The case of the missing artifacts at the Baghdad National Museum is an example of how information can become a weapon in the war of ideology when the fighting with real bullets and bombs achieves a level of success unthinkable to naysayers.
Opponents of the U.S. war to end Iraq's reign of terror under Saddam Hussein had painted an ugly picture as coalition troops began bombing and taking control of cities one by one. When Saddam's grip on the country collapsed, critics of the war and, more specifically, of the Bush administration jumped on every opportunity to emphasize any negative impact of the battles that had just been fought.
One such opportunity appeared to fall into the laps of critics and protesters with the first reports of "looting" of the Baghdad museum.
The museum rightly holds a position of prominence in the world of archeology and the preservation of historical culture. As the cradle of civilization, the fertile crescent of that portion of Iraq that lies between the Tigris and Euphrates rivers holds some of the oldest and most interesting records of human development and achievement to be found anywhere. Much of that record was housed in the Baghdad museum.
While U.S. troops were still securing vast portions of Baghdad in early April, the museum became a target for thieves. At least some of the thievery, it now appears, was highly organized and targeted specific items, including some of the oldest and rarest artifacts.

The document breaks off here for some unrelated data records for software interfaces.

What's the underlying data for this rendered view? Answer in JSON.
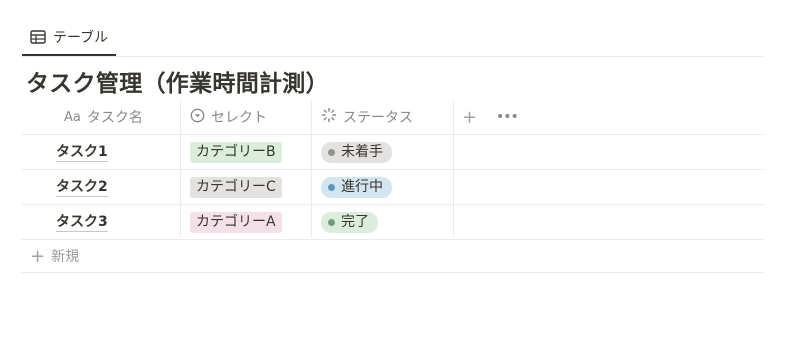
{
  "view_tabs": [
    {
      "label": "テーブル",
      "icon": "table-icon"
    }
  ],
  "title": "タスク管理（作業時間計測）",
  "columns": [
    {
      "label": "タスク名",
      "icon": "text-property-icon",
      "icon_text": "Aa"
    },
    {
      "label": "セレクト",
      "icon": "select-property-icon"
    },
    {
      "label": "ステータス",
      "icon": "status-property-icon"
    }
  ],
  "header_actions": {
    "add": "+",
    "more": "•••"
  },
  "rows": [
    {
      "name": "タスク1",
      "select": {
        "label": "カテゴリーB",
        "bg": "#dbeddb"
      },
      "status": {
        "label": "未着手",
        "bg": "#e3e2e0",
        "dot": "#91918e"
      }
    },
    {
      "name": "タスク2",
      "select": {
        "label": "カテゴリーC",
        "bg": "#e3e2e0"
      },
      "status": {
        "label": "進行中",
        "bg": "#d3e5ef",
        "dot": "#5b97bd"
      }
    },
    {
      "name": "タスク3",
      "select": {
        "label": "カテゴリーA",
        "bg": "#f5e0e9"
      },
      "status": {
        "label": "完了",
        "bg": "#dbeddb",
        "dot": "#6c9b7d"
      }
    }
  ],
  "new_row": {
    "label": "新規",
    "icon": "+"
  }
}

Initial news reports focused on a claim made by the distraught deputy director of the museum who claimed that 170,000 items has been stolen, lost or destroyed. That information has been widely repeated in account after account of the aftermath of the war in Iraq, even though later information indicates that estimate was grossly exaggerated. As late as last week, articles in publications as notable as New Yorker magazine were still making passing references based on the 170,000-item figure without further clarification.
This week, the curator of the British Museum said that 30 to 40 items of critical importance are missing.
As various news organizations have reported since early April, there are many explanations for the reduction from 170,000 missing items to 30 or 40.
For example, it was learned shortly after the liberation of Baghdad that precautions had been taken prior to the war to stash away many artifacts for safekeeping. Hundreds of artifacts have been returned by Iraqi citizens who claim they took them to make sure they were protected. Hundreds more artifacts have been recovered from thieves trying to move their loot out of the country. Some of the artifacts have shown up among merchandise for sale in Baghdad shops and open-air markets. In one such case, a journalist purchased an artifact and returned it to the museum.
Not all journalists, it seems, were so scrupulous. Some have been found in possession of small artifacts apparently taken as souvenirs. And there were a few instances of military personnel who helped themselves to a trinket or two to take home.
It will be weeks before the museum can fully assess its losses. Some of the treasures may never be recovered. For the most part, however, most of the treasures -- some of them dating from 7000 B.C. -- are in safe hands.